Polymer Vision plans to launch Readius, an e-reader with a flexible screen weighing little more than a cell phone, in the middle of this year, it said Tuesday.
The long-awaited gadget will be a boon to those who now get their daily news fix by scanning the headlines on an e-reader -- but who miss the way they could roll up their old newspaper and tuck it in a pocket when they had finished reading.
The key feature of the Readius is its flexible screen, 5 inches across the diagonal, with a resolution of 320 by 240 pixels (QVGA) in 16 shades of gray.
It has mutated a little since Polymer Vision showed early prototypes of the wrap-around flexible screen a year ago: "The concept is the same, but we have added mobile phone functionality," said Thomas van der Zijden, vice president of sales and marketing.
The latest device, now ready for production, functions as a triband phone with a high-speed mobile wireless connection. Unlike Amazon.com's Kindle e-reader, which can only connect to U.S. wireless networks, the Readius will operate almost worldwide, as it works with the HSDPA (High Speed Downlink Packet Access) 3G (third-generation) service favored by European, Asian and some U.S. operators.
Although the device will function as a phone, dialing unfamiliar numbers will be awkward, as it has only eight buttons. That's not a problem, according to Van der Zijden, as mobile phone users make most calls to numbers already in their address book -- and the Readius can be synchronized with a PC through its USB 2.0 connection or Bluetooth 2.0 wireless interface.
In addition, the wireless connection can be used to download e-mail using the POP3 and IMAP4 protocols, or from Web-based services such as Yahoo mail, Google's Gmail or corporate servers using the Webmail function of Microsoft Exchange, according to Polymer Vision.
The Readius weighs 115 grams and measures 115 millimeters by 57 mm by 21 mm when closed. It has a slot for Micro-SDHC (Secure Digital High Capacity) memory cards up to 8G bytes in capacity. One battery charge will allow up to 30 hours of continuous reading, and for those with tired eyes the device will even play audio books -- and podcasts and MP3 music files, the company said.
Polymer Vision is seeking content providers willing to sell material through a dedicated Internet portal offering wireless downloads for the Readius, and is also looking for mobile networks and retail outlets to provide additional distribution channels.
Content will have to be adapted to the small screen resolution, but there are no obstacles to that: the platform is open and can display PDF, HTML and ASCII text files, said Van der Zijden. The devices run the Windows CE operating system with a custom user interface, and can use the OMA 1.0 DRM (digital rights management) to prevent copying of content. Polymer Vision may add other DRM systems depending on demand from content providers, he said.
The company expects to have the Readius available to partners by the end of the second quarter, so that they can sell it early in the third quarter.

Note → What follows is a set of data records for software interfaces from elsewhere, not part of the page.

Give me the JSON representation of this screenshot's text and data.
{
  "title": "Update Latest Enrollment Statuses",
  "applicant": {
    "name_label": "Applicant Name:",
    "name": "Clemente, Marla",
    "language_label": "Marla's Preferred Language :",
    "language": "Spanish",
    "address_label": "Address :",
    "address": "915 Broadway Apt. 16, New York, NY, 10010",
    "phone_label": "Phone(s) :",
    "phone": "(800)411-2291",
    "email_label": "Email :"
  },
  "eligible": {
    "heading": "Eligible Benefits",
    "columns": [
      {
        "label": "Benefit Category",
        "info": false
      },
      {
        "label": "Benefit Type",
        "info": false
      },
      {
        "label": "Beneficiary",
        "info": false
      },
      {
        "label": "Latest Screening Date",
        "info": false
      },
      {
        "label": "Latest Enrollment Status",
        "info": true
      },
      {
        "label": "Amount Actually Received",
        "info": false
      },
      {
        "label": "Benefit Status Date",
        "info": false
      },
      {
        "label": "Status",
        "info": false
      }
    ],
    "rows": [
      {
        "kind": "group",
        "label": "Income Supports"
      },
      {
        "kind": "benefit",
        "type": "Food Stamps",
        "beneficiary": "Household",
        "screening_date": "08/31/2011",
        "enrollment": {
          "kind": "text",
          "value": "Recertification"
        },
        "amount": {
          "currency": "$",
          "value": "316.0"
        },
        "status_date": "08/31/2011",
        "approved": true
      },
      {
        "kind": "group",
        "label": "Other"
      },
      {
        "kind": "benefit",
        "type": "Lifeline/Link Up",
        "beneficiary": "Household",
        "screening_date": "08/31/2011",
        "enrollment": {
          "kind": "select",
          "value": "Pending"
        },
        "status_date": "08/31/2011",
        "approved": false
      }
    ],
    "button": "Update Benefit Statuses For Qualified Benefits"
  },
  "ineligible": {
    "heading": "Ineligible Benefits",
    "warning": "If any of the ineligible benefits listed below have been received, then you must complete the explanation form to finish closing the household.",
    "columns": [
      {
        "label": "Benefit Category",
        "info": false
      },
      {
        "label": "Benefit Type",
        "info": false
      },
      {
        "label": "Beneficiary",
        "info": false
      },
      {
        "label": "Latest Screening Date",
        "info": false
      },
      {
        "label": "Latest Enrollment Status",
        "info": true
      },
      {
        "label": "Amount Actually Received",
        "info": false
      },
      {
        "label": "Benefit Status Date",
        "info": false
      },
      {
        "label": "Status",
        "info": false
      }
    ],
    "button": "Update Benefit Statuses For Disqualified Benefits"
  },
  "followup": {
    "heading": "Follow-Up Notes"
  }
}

One operator that expressed an early interest in the Readius is Italy's Telecom Italia. Polymer Vision is developing a special version for Italy that will include support for the DVB-H broadcast protocol, said Van der Zijden. While this is normally used to broadcast television signals, Telecom Italia plans to use it to deliver large quantities of data to a wide audience -- such as a daily newspaper that subscribers can then unlock.